Data items:
·····

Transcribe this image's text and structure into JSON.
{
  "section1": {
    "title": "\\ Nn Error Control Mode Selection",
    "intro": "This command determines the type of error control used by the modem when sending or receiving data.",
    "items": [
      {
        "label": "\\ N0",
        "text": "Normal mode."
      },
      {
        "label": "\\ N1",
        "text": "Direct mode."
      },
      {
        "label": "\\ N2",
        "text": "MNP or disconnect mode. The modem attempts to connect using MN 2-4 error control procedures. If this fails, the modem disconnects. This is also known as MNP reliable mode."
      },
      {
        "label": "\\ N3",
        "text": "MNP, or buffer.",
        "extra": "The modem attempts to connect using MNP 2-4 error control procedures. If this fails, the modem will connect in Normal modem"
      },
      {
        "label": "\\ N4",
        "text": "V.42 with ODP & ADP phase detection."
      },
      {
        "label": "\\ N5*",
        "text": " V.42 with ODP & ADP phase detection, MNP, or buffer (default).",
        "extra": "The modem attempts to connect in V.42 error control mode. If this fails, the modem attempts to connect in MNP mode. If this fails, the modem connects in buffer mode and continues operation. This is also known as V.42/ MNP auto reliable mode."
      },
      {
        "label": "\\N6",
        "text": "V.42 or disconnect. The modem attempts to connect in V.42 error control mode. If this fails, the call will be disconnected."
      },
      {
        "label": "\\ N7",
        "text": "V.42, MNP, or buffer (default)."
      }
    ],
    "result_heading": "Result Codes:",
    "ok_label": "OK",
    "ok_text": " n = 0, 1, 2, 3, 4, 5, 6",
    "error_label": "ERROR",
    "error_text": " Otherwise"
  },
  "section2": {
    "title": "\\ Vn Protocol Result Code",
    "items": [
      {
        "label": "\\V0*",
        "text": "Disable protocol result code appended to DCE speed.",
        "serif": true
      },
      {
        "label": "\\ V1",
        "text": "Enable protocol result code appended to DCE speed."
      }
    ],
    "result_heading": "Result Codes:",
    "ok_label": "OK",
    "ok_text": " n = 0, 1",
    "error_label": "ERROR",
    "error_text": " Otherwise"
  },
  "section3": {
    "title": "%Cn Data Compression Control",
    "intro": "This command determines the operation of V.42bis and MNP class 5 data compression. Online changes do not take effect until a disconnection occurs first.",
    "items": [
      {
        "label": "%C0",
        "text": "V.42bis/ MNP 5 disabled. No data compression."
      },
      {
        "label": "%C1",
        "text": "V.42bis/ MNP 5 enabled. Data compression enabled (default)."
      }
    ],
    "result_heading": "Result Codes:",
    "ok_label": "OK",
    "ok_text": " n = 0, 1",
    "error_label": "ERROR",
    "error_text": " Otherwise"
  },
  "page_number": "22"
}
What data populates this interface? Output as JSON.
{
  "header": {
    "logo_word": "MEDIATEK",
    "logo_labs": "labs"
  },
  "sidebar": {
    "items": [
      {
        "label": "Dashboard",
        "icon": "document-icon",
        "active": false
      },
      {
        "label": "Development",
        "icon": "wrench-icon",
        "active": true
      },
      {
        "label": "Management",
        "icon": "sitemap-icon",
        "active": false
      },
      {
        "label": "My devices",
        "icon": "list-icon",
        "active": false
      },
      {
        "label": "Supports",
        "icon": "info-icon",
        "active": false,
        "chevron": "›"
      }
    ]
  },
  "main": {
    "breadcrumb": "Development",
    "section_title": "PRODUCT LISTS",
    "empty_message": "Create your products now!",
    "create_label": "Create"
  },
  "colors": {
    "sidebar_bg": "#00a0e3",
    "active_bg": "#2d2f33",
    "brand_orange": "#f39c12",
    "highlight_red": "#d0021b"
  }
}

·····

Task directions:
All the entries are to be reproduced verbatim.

Your solution:
Transcribe this image's text and structure into JSON.
{
  "section1": {
    "title": "\\ Nn Error Control Mode Selection",
    "intro": "This command determines the type of error control used by the modem when sending or receiving data.",
    "items": [
      {
        "label": "\\ N0",
        "text": "Normal mode."
      },
      {
        "label": "\\ N1",
        "text": "Direct mode."
      },
      {
        "label": "\\ N2",
        "text": "MNP or disconnect mode. The modem attempts to connect using MN 2-4 error control procedures. If this fails, the modem disconnects. This is also known as MNP reliable mode."
      },
      {
        "label": "\\ N3",
        "text": "MNP, or buffer.",
        "extra": "The modem attempts to connect using MNP 2-4 error control procedures. If this fails, the modem will connect in Normal modem"
      },
      {
        "label": "\\ N4",
        "text": "V.42 with ODP & ADP phase detection."
      },
      {
        "label": "\\ N5*",
        "text": " V.42 with ODP & ADP phase detection, MNP, or buffer (default).",
        "extra": "The modem attempts to connect in V.42 error control mode. If this fails, the modem attempts to connect in MNP mode. If this fails, the modem connects in buffer mode and continues operation. This is also known as V.42/ MNP auto reliable mode."
      },
      {
        "label": "\\N6",
        "text": "V.42 or disconnect. The modem attempts to connect in V.42 error control mode. If this fails, the call will be disconnected."
      },
      {
        "label": "\\ N7",
        "text": "V.42, MNP, or buffer (default)."
      }
    ],
    "result_heading": "Result Codes:",
    "ok_label": "OK",
    "ok_text": " n = 0, 1, 2, 3, 4, 5, 6",
    "error_label": "ERROR",
    "error_text": " Otherwise"
  },
  "section2": {
    "title": "\\ Vn Protocol Result Code",
    "items": [
      {
        "label": "\\V0*",
        "text": "Disable protocol result code appended to DCE speed.",
        "serif": true
      },
      {
        "label": "\\ V1",
        "text": "Enable protocol result code appended to DCE speed."
      }
    ],
    "result_heading": "Result Codes:",
    "ok_label": "OK",
    "ok_text": " n = 0, 1",
    "error_label": "ERROR",
    "error_text": " Otherwise"
  },
  "section3": {
    "title": "%Cn Data Compression Control",
    "intro": "This command determines the operation of V.42bis and MNP class 5 data compression. Online changes do not take effect until a disconnection occurs first.",
    "items": [
      {
        "label": "%C0",
        "text": "V.42bis/ MNP 5 disabled. No data compression."
      },
      {
        "label": "%C1",
        "text": "V.42bis/ MNP 5 enabled. Data compression enabled (default)."
      }
    ],
    "result_heading": "Result Codes:",
    "ok_label": "OK",
    "ok_text": " n = 0, 1",
    "error_label": "ERROR",
    "error_text": " Otherwise"
  },
  "page_number": "22"
}
What data populates this interface? Output as JSON.
{
  "header": {
    "logo_word": "MEDIATEK",
    "logo_labs": "labs"
  },
  "sidebar": {
    "items": [
      {
        "label": "Dashboard",
        "icon": "document-icon",
        "active": false
      },
      {
        "label": "Development",
        "icon": "wrench-icon",
        "active": true
      },
      {
        "label": "Management",
        "icon": "sitemap-icon",
        "active": false
      },
      {
        "label": "My devices",
        "icon": "list-icon",
        "active": false
      },
      {
        "label": "Supports",
        "icon": "info-icon",
        "active": false,
        "chevron": "›"
      }
    ]
  },
  "main": {
    "breadcrumb": "Development",
    "section_title": "PRODUCT LISTS",
    "empty_message": "Create your products now!",
    "create_label": "Create"
  },
  "colors": {
    "sidebar_bg": "#00a0e3",
    "active_bg": "#2d2f33",
    "brand_orange": "#f39c12",
    "highlight_red": "#d0021b"
  }
}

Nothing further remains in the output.